There is a growing consensus that outside North America and Australia, parts of Sub-Saharan Africa offer the greatest potential for rare earth production which could eventually correct the ongoing market imbalance. Specifically, a number of southern and eastern African countries have been identified as having high-graded, large enough deposits of rare earth minerals to make mining exploitation economically feasible and provide their governments and people with new economic opportunities. These countries include Namibia, South Africa, Kenya, Madagascar, Malawi, Mozambique, Tanzania, Zambia, and Burundi (Becker, 2011; Coles and Brown, 2017). Several undergoing projects, involving multinational companies, are in either prospective or early mining stages in these countries; however, recent economic developments in Africa may threaten the U.S. and its allies’ ongoing efforts to diversify the rare earth elements supply away from China. This is because, over the last five years, the aforementioned countries have built up unsustainable amounts of international debt and they are now at high risk of being unable to pay it back. Such adverse economic conditions provide a unique opportunity for China to flex its economic muscle and consolidate its access to mineral resources in Africa.

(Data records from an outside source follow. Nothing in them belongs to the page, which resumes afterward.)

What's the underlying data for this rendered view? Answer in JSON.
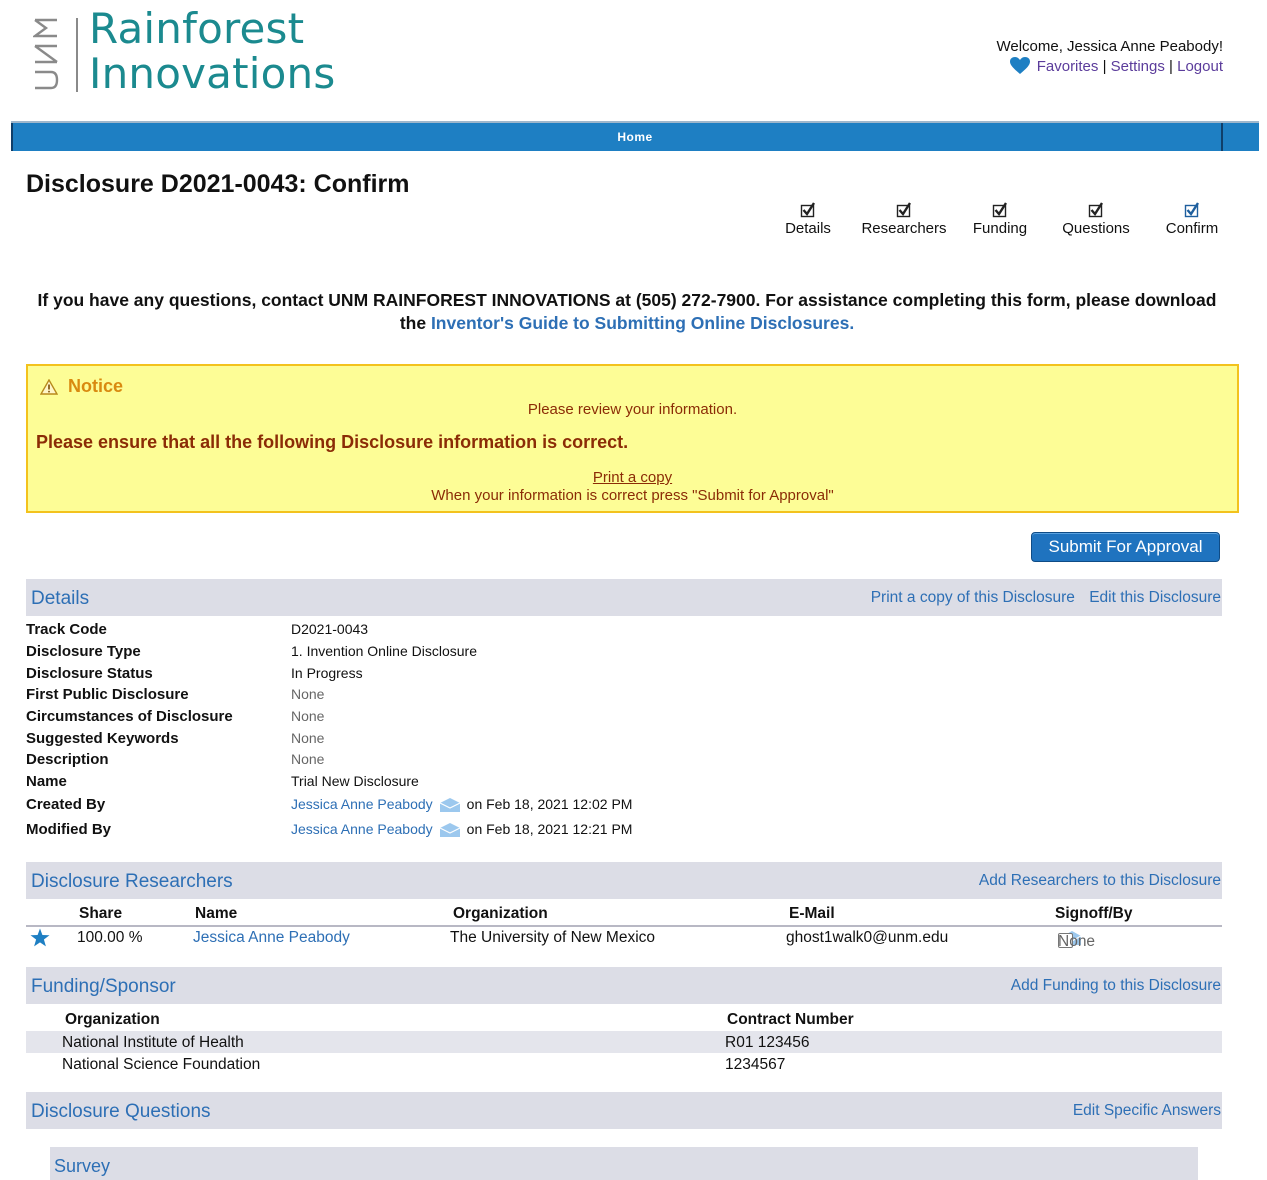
{
  "header": {
    "logo_line1": "Rainforest",
    "logo_line2": "Innovations",
    "welcome": "Welcome, Jessica Anne Peabody!",
    "favorites": "Favorites",
    "settings": "Settings",
    "logout": "Logout",
    "separator": "|"
  },
  "nav": {
    "home": "Home"
  },
  "page": {
    "title": "Disclosure D2021-0043: Confirm"
  },
  "steps": [
    {
      "label": "Details",
      "checked": true
    },
    {
      "label": "Researchers",
      "checked": true
    },
    {
      "label": "Funding",
      "checked": true
    },
    {
      "label": "Questions",
      "checked": true
    },
    {
      "label": "Confirm",
      "checked": true
    }
  ],
  "contact": {
    "text": "If you have any questions, contact UNM RAINFOREST INNOVATIONS at (505) 272-7900. For assistance completing this form, please download the ",
    "link": "Inventor's Guide to Submitting Online Disclosures."
  },
  "notice": {
    "heading": "Notice",
    "review": "Please review your information.",
    "strong": "Please ensure that all the following Disclosure information is correct.",
    "print_link": "Print a copy",
    "instruction": "When your information is correct press \"Submit for Approval\""
  },
  "submit_button": "Submit For Approval",
  "details": {
    "title": "Details",
    "print_link": "Print a copy of this Disclosure",
    "edit_link": "Edit this Disclosure",
    "rows": [
      {
        "label": "Track Code",
        "value": "D2021-0043"
      },
      {
        "label": "Disclosure Type",
        "value": "1. Invention Online Disclosure"
      },
      {
        "label": "Disclosure Status",
        "value": "In Progress"
      },
      {
        "label": "First Public Disclosure",
        "value": "None"
      },
      {
        "label": "Circumstances of Disclosure",
        "value": "None"
      },
      {
        "label": "Suggested Keywords",
        "value": "None"
      },
      {
        "label": "Description",
        "value": "None"
      },
      {
        "label": "Name",
        "value": "Trial New Disclosure"
      }
    ],
    "created_by": {
      "label": "Created By",
      "person": "Jessica Anne Peabody",
      "when": "on Feb 18, 2021 12:02 PM"
    },
    "modified_by": {
      "label": "Modified By",
      "person": "Jessica Anne Peabody",
      "when": "on Feb 18, 2021 12:21 PM"
    }
  },
  "researchers": {
    "title": "Disclosure Researchers",
    "add_link": "Add Researchers to this Disclosure",
    "columns": [
      "Share",
      "Name",
      "Organization",
      "E-Mail",
      "Signoff/By"
    ],
    "rows": [
      {
        "share": "100.00 %",
        "name": "Jessica Anne Peabody",
        "organization": "The University of New Mexico",
        "email": "ghost1walk0@unm.edu",
        "signoff": "None"
      }
    ]
  },
  "funding": {
    "title": "Funding/Sponsor",
    "add_link": "Add Funding to this Disclosure",
    "columns": [
      "Organization",
      "Contract Number"
    ],
    "rows": [
      {
        "organization": "National Institute of Health",
        "contract": "R01 123456"
      },
      {
        "organization": "National Science Foundation",
        "contract": "1234567"
      }
    ]
  },
  "questions": {
    "title": "Disclosure Questions",
    "edit_link": "Edit Specific Answers",
    "survey": "Survey"
  },
  "colors": {
    "teal": "#1b8a8f",
    "nav_blue": "#1e7fc3",
    "link_blue": "#2d6fb5",
    "notice_bg": "#fdfd96",
    "notice_border": "#f3c21d"
  }
}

Economic Instability in Africa and Chinese Influence


Due to the small size of their domestic markets and limited fiscal base, most African countries must resort to international financing sources to fund a significant share of their operations and investments in infrastructure (African Economic Research Consortium, 2018). This year, the International Monetary Fund has raised concerns about dozens of low-income developing countries – including many African nations – that are now facing a debt crisis or are at high risk of slipping into one. Many African governments have accumulated debt levels to the point that they are no longer capable of paying interest or meeting the agreed repayment schedule. It is important to emphasize that highly indebted countries are most vulnerable to economic downturns because the